The Rossi X-ray Timing Explorer (RXTE) was launched on December 30, 1995 from NASA’s Kennedy Space Center. The mission was managed and controlled by NASA’s Goddard Space Flight Center (GSFC) in Greenbelt, Maryland. RXTE features unprecedented time resolution in combination with moderate spectral resolution to explore the variability of X-ray sources. Time scales from microseconds to months are covered in an instantaneous spectral range from 2 to 250 keV. Originally designed for a required lifetime of two years with a goal of five, RXTE spectacularly passed that goal and completed 16 years of observations before being decommisioned on January 5, 2012.

“Our findings establish a new method of determining the nature of the compact object in X-ray binaries through the broad-band X-ray spectroscopy,” the scientists said.

“The proposed method should be useful to detect the signatures of event horizon of stellar-mass black holes using the observations of their electromagnetic emission,” they added.

“This would be particularly important to probe the regime of strong gravity, as stellar-mass black holes produce several orders of magnitude larger space-time curvature compared to those of supermassive black holes.”

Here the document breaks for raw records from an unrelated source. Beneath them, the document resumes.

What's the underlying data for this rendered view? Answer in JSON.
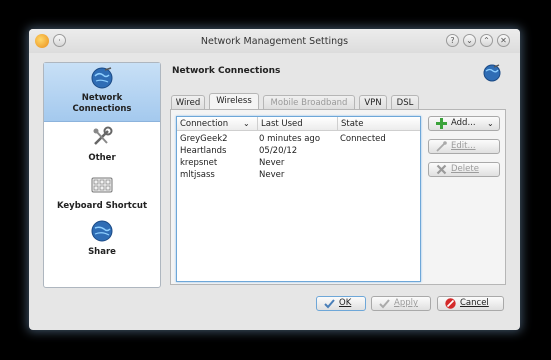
{
  "window": {
    "title": "Network Management Settings"
  },
  "sidebar": {
    "items": [
      {
        "label_line1": "Network",
        "label_line2": "Connections",
        "icon": "network-globe-icon"
      },
      {
        "label": "Other",
        "icon": "tools-icon"
      },
      {
        "label": "Keyboard Shortcut",
        "icon": "keyboard-icon"
      },
      {
        "label": "Share",
        "icon": "share-globe-icon"
      }
    ]
  },
  "section": {
    "title": "Network Connections"
  },
  "tabs": [
    {
      "label": "Wired",
      "state": "normal"
    },
    {
      "label": "Wireless",
      "state": "active"
    },
    {
      "label": "Mobile Broadband",
      "state": "disabled"
    },
    {
      "label": "VPN",
      "state": "normal"
    },
    {
      "label": "DSL",
      "state": "normal"
    }
  ],
  "table": {
    "headers": [
      "Connection",
      "Last Used",
      "State"
    ],
    "rows": [
      {
        "connection": "GreyGeek2",
        "last_used": "0 minutes ago",
        "state": "Connected"
      },
      {
        "connection": "Heartlands",
        "last_used": "05/20/12",
        "state": ""
      },
      {
        "connection": "krepsnet",
        "last_used": "Never",
        "state": ""
      },
      {
        "connection": "mltjsass",
        "last_used": "Never",
        "state": ""
      }
    ]
  },
  "actions": {
    "add": "Add...",
    "edit": "Edit...",
    "delete": "Delete"
  },
  "dialog_buttons": {
    "ok": "OK",
    "apply": "Apply",
    "cancel": "Cancel"
  },
  "colors": {
    "selection": "#a4c9ee",
    "focus_border": "#6ea7d8",
    "add_green": "#3aa23a",
    "cancel_red": "#d42a2a"
  }
}
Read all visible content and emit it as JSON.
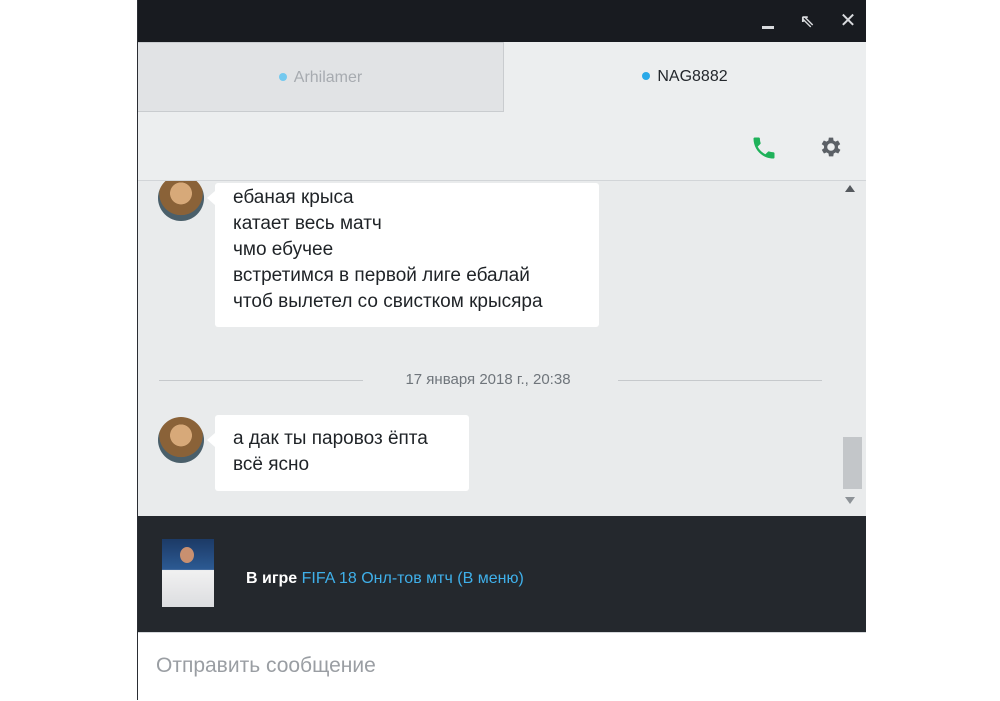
{
  "window": {
    "controls": {
      "minimize_icon": "minimize-icon",
      "restore_icon": "restore-arrow-icon",
      "close_glyph": "✕",
      "restore_glyph": "⇖"
    }
  },
  "tabs": [
    {
      "label": "Arhilamer",
      "status_color": "#74c9ef",
      "active": false
    },
    {
      "label": "NAG8882",
      "status_color": "#2aa9e8",
      "active": true
    }
  ],
  "actions": {
    "call_icon": "phone-icon",
    "call_color": "#1fb25a",
    "settings_icon": "gear-icon"
  },
  "messages": {
    "groups": [
      {
        "avatar": "dwarf-avatar",
        "lines": [
          "ебаная крыса",
          "катает весь матч",
          "чмо ебучее",
          "встретимся в первой лиге ебалай",
          "чтоб вылетел со свистком крысяра"
        ]
      },
      {
        "avatar": "dwarf-avatar",
        "lines": [
          "а дак ты паровоз ёпта",
          "всё ясно"
        ]
      }
    ],
    "separator": "17 января 2018 г., 20:38"
  },
  "game_status": {
    "label": "В игре",
    "title": "FIFA 18 Онл-тов мтч (В меню)",
    "title_color": "#3fb0ea"
  },
  "input": {
    "placeholder": "Отправить сообщение",
    "value": ""
  }
}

This work was published in Monthly Notices of the Royal Astronomical Society Journal with the title: “Observing imprints of black hole event horizon on X-ray spectra” and lead author Dr. Srimanta Banerjee. Source:sci-news